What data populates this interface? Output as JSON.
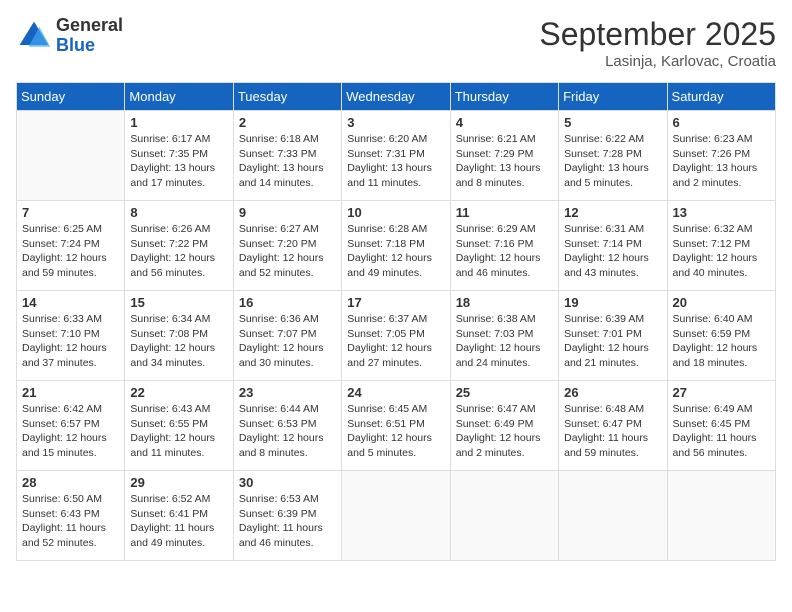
{
  "header": {
    "logo_general": "General",
    "logo_blue": "Blue",
    "month": "September 2025",
    "location": "Lasinja, Karlovac, Croatia"
  },
  "days_of_week": [
    "Sunday",
    "Monday",
    "Tuesday",
    "Wednesday",
    "Thursday",
    "Friday",
    "Saturday"
  ],
  "weeks": [
    [
      {
        "day": "",
        "sunrise": "",
        "sunset": "",
        "daylight": ""
      },
      {
        "day": "1",
        "sunrise": "Sunrise: 6:17 AM",
        "sunset": "Sunset: 7:35 PM",
        "daylight": "Daylight: 13 hours and 17 minutes."
      },
      {
        "day": "2",
        "sunrise": "Sunrise: 6:18 AM",
        "sunset": "Sunset: 7:33 PM",
        "daylight": "Daylight: 13 hours and 14 minutes."
      },
      {
        "day": "3",
        "sunrise": "Sunrise: 6:20 AM",
        "sunset": "Sunset: 7:31 PM",
        "daylight": "Daylight: 13 hours and 11 minutes."
      },
      {
        "day": "4",
        "sunrise": "Sunrise: 6:21 AM",
        "sunset": "Sunset: 7:29 PM",
        "daylight": "Daylight: 13 hours and 8 minutes."
      },
      {
        "day": "5",
        "sunrise": "Sunrise: 6:22 AM",
        "sunset": "Sunset: 7:28 PM",
        "daylight": "Daylight: 13 hours and 5 minutes."
      },
      {
        "day": "6",
        "sunrise": "Sunrise: 6:23 AM",
        "sunset": "Sunset: 7:26 PM",
        "daylight": "Daylight: 13 hours and 2 minutes."
      }
    ],
    [
      {
        "day": "7",
        "sunrise": "Sunrise: 6:25 AM",
        "sunset": "Sunset: 7:24 PM",
        "daylight": "Daylight: 12 hours and 59 minutes."
      },
      {
        "day": "8",
        "sunrise": "Sunrise: 6:26 AM",
        "sunset": "Sunset: 7:22 PM",
        "daylight": "Daylight: 12 hours and 56 minutes."
      },
      {
        "day": "9",
        "sunrise": "Sunrise: 6:27 AM",
        "sunset": "Sunset: 7:20 PM",
        "daylight": "Daylight: 12 hours and 52 minutes."
      },
      {
        "day": "10",
        "sunrise": "Sunrise: 6:28 AM",
        "sunset": "Sunset: 7:18 PM",
        "daylight": "Daylight: 12 hours and 49 minutes."
      },
      {
        "day": "11",
        "sunrise": "Sunrise: 6:29 AM",
        "sunset": "Sunset: 7:16 PM",
        "daylight": "Daylight: 12 hours and 46 minutes."
      },
      {
        "day": "12",
        "sunrise": "Sunrise: 6:31 AM",
        "sunset": "Sunset: 7:14 PM",
        "daylight": "Daylight: 12 hours and 43 minutes."
      },
      {
        "day": "13",
        "sunrise": "Sunrise: 6:32 AM",
        "sunset": "Sunset: 7:12 PM",
        "daylight": "Daylight: 12 hours and 40 minutes."
      }
    ],
    [
      {
        "day": "14",
        "sunrise": "Sunrise: 6:33 AM",
        "sunset": "Sunset: 7:10 PM",
        "daylight": "Daylight: 12 hours and 37 minutes."
      },
      {
        "day": "15",
        "sunrise": "Sunrise: 6:34 AM",
        "sunset": "Sunset: 7:08 PM",
        "daylight": "Daylight: 12 hours and 34 minutes."
      },
      {
        "day": "16",
        "sunrise": "Sunrise: 6:36 AM",
        "sunset": "Sunset: 7:07 PM",
        "daylight": "Daylight: 12 hours and 30 minutes."
      },
      {
        "day": "17",
        "sunrise": "Sunrise: 6:37 AM",
        "sunset": "Sunset: 7:05 PM",
        "daylight": "Daylight: 12 hours and 27 minutes."
      },
      {
        "day": "18",
        "sunrise": "Sunrise: 6:38 AM",
        "sunset": "Sunset: 7:03 PM",
        "daylight": "Daylight: 12 hours and 24 minutes."
      },
      {
        "day": "19",
        "sunrise": "Sunrise: 6:39 AM",
        "sunset": "Sunset: 7:01 PM",
        "daylight": "Daylight: 12 hours and 21 minutes."
      },
      {
        "day": "20",
        "sunrise": "Sunrise: 6:40 AM",
        "sunset": "Sunset: 6:59 PM",
        "daylight": "Daylight: 12 hours and 18 minutes."
      }
    ],
    [
      {
        "day": "21",
        "sunrise": "Sunrise: 6:42 AM",
        "sunset": "Sunset: 6:57 PM",
        "daylight": "Daylight: 12 hours and 15 minutes."
      },
      {
        "day": "22",
        "sunrise": "Sunrise: 6:43 AM",
        "sunset": "Sunset: 6:55 PM",
        "daylight": "Daylight: 12 hours and 11 minutes."
      },
      {
        "day": "23",
        "sunrise": "Sunrise: 6:44 AM",
        "sunset": "Sunset: 6:53 PM",
        "daylight": "Daylight: 12 hours and 8 minutes."
      },
      {
        "day": "24",
        "sunrise": "Sunrise: 6:45 AM",
        "sunset": "Sunset: 6:51 PM",
        "daylight": "Daylight: 12 hours and 5 minutes."
      },
      {
        "day": "25",
        "sunrise": "Sunrise: 6:47 AM",
        "sunset": "Sunset: 6:49 PM",
        "daylight": "Daylight: 12 hours and 2 minutes."
      },
      {
        "day": "26",
        "sunrise": "Sunrise: 6:48 AM",
        "sunset": "Sunset: 6:47 PM",
        "daylight": "Daylight: 11 hours and 59 minutes."
      },
      {
        "day": "27",
        "sunrise": "Sunrise: 6:49 AM",
        "sunset": "Sunset: 6:45 PM",
        "daylight": "Daylight: 11 hours and 56 minutes."
      }
    ],
    [
      {
        "day": "28",
        "sunrise": "Sunrise: 6:50 AM",
        "sunset": "Sunset: 6:43 PM",
        "daylight": "Daylight: 11 hours and 52 minutes."
      },
      {
        "day": "29",
        "sunrise": "Sunrise: 6:52 AM",
        "sunset": "Sunset: 6:41 PM",
        "daylight": "Daylight: 11 hours and 49 minutes."
      },
      {
        "day": "30",
        "sunrise": "Sunrise: 6:53 AM",
        "sunset": "Sunset: 6:39 PM",
        "daylight": "Daylight: 11 hours and 46 minutes."
      },
      {
        "day": "",
        "sunrise": "",
        "sunset": "",
        "daylight": ""
      },
      {
        "day": "",
        "sunrise": "",
        "sunset": "",
        "daylight": ""
      },
      {
        "day": "",
        "sunrise": "",
        "sunset": "",
        "daylight": ""
      },
      {
        "day": "",
        "sunrise": "",
        "sunset": "",
        "daylight": ""
      }
    ]
  ]
}
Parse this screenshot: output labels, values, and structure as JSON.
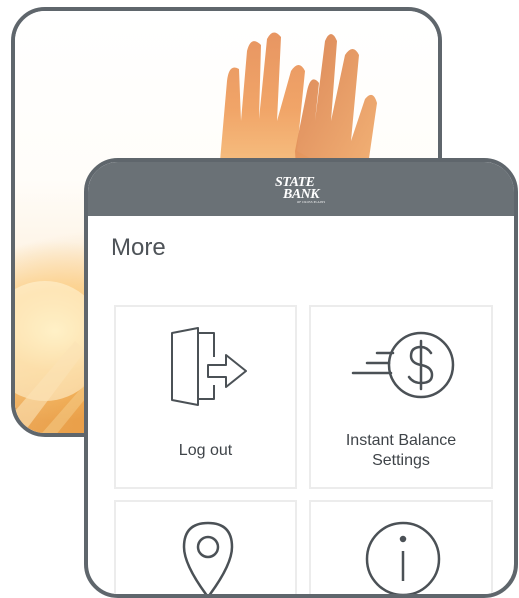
{
  "app": {
    "logo": {
      "line1": "STATE",
      "line2": "BANK",
      "line3": "OF CROSS PLAINS"
    }
  },
  "page": {
    "title": "More"
  },
  "tiles": [
    {
      "label": "Log out",
      "icon": "logout-door-icon"
    },
    {
      "label": "Instant Balance Settings",
      "icon": "instant-balance-dollar-icon"
    },
    {
      "label": "",
      "icon": "location-pin-icon"
    },
    {
      "label": "",
      "icon": "info-icon"
    }
  ],
  "colors": {
    "frame": "#5f666c",
    "header": "#6a7176",
    "icon_stroke": "#4b5156",
    "tile_border": "#ececec",
    "photo_glow": "#e9a356"
  }
}
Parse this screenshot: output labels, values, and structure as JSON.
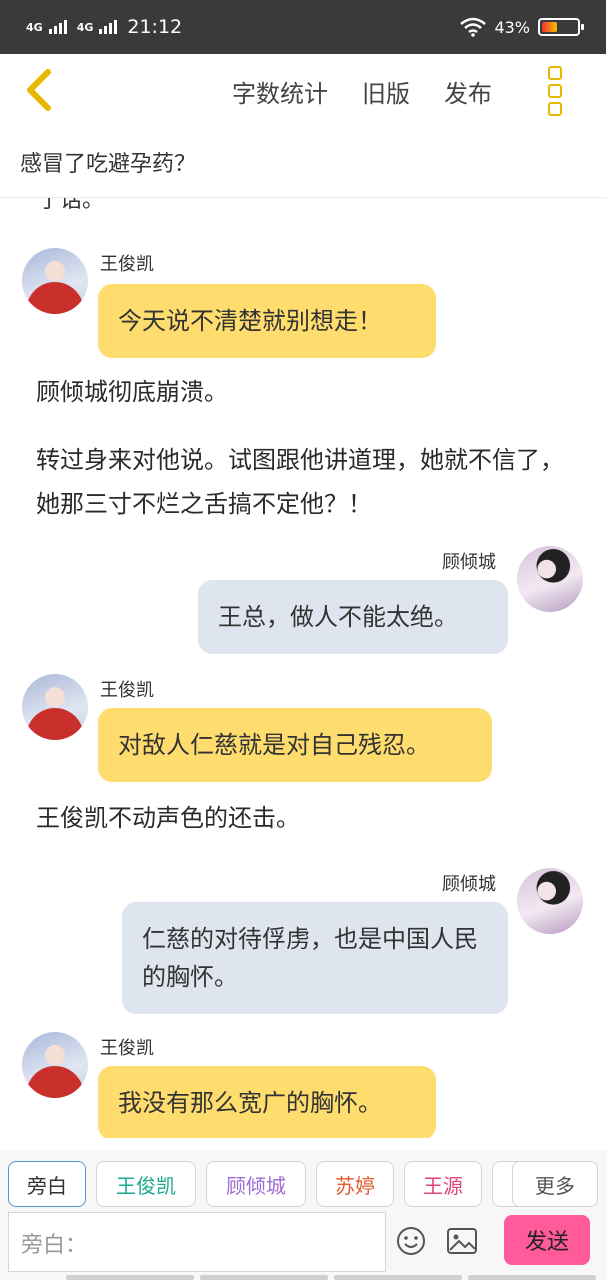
{
  "status": {
    "network1": "4G",
    "network2": "4G",
    "time": "21:12",
    "battery": "43%",
    "battery_level": 0.43
  },
  "topbar": {
    "word_count": "字数统计",
    "old_version": "旧版",
    "publish": "发布"
  },
  "title": "感冒了吃避孕药？",
  "cut_text": "了话。",
  "messages": [
    {
      "speaker": "王俊凯",
      "text": "今天说不清楚就别想走！"
    },
    {
      "narration": "顾倾城彻底崩溃。"
    },
    {
      "narration": "转过身来对他说。试图跟他讲道理，她就不信了，她那三寸不烂之舌搞不定他？！"
    },
    {
      "speaker": "顾倾城",
      "text": "王总，做人不能太绝。"
    },
    {
      "speaker": "王俊凯",
      "text": "对敌人仁慈就是对自己残忍。"
    },
    {
      "narration": "王俊凯不动声色的还击。"
    },
    {
      "speaker": "顾倾城",
      "text": "仁慈的对待俘虏，也是中国人民的胸怀。"
    },
    {
      "speaker": "王俊凯",
      "text": "我没有那么宽广的胸怀。"
    }
  ],
  "roles": [
    {
      "label": "旁白",
      "color": "#333333"
    },
    {
      "label": "王俊凯",
      "color": "#1ea98d"
    },
    {
      "label": "顾倾城",
      "color": "#a06cd5"
    },
    {
      "label": "苏婷",
      "color": "#e05a2e"
    },
    {
      "label": "王源",
      "color": "#e0467e"
    }
  ],
  "more_roles": "更多",
  "input": {
    "placeholder": "旁白："
  },
  "send_label": "发送"
}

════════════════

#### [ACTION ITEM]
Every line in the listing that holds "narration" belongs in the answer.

#### [EXERCISE RESPONSE]
      "narration": "顾倾城彻底崩溃。"
      "narration": "转过身来对他说。试图跟他讲道理，她就不信了，她那三寸不烂之舌搞不定他？！"
      "narration": "王俊凯不动声色的还击。"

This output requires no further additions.